FAC Lawsuit Prompts Disclosure of Records Alleging Misconduct by Milpitas City Official

The City of Milpitas has released a trove of previously undisclosed documents alleging serious misconduct by a recently departed city manager— records the city refused to release until after the First Amendment Coalition sued Milpitas under the California Public Records Act.

FAC first requested the records in May, and sued the following month after Milpitas refused to disclose them. On Wednesday evening, the city released the more than 100 pages of documents to FAC— less than 15 hours before a hearing on the suit held today in Santa Clara County Superior Court, and more than five months after FAC originally requested them.

The new documents reveal numerous previously undisclosed details about alleged wrongdoing by former Milpitas city manager Tom Williams, including allegations that he made “intentional false accusations” against a fellow city employee; that he “routinely curses, yells, belittles and intimidates” staff; and that he established “an environment of fear, anxiety and suppression of staff opinion.”  

“These records should have been turned over five months ago, and it’s clear from the timing of the documents’ release — the night before before a court hearing on FAC’s lawsuit — that the city’s original basis for withholding the records is indefensible,” said FAC Executive Director David Snyder.

FAC filed suit against Milpitas on June 2, seeking a court order forcing Milpitas to release records regarding accusations of poor performance and misconduct by Williams, as well as records relating to accusations that the city’s mayor has engaged in age discrimination against the city manager.

Milpitas has claimed that a court order resulting from an earlier “reverse CPRA” lawsuit filed by Williams prevented the city from releasing the records. Under a “reverse CPRA” action, any individual claiming to have an interest in government records sought by a CPRA request can preemptively seek to prevent the release of those records–sometimes before the person who originally requested the records has a chance to contest the “reverse CPRA” action.

Journalists and others who request records under the CPRA increasingly find their efforts thwarted by third parties — often before the original requester of the records even has a chance to show up in court and argue for access.


FAC is represented in the case by James Chadwick and Julie Bauman at the Sheppard Mullin law firm.

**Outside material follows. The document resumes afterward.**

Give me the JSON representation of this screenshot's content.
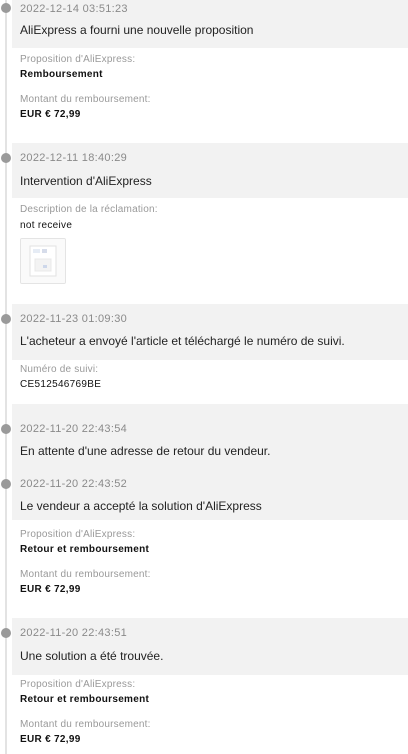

A copy of the records disclosed by Milpitas can be seen here.

For more information contact:

James Chadwick
Sheppard Mullin

David Snyder
Executive Director
First Amendment Coalition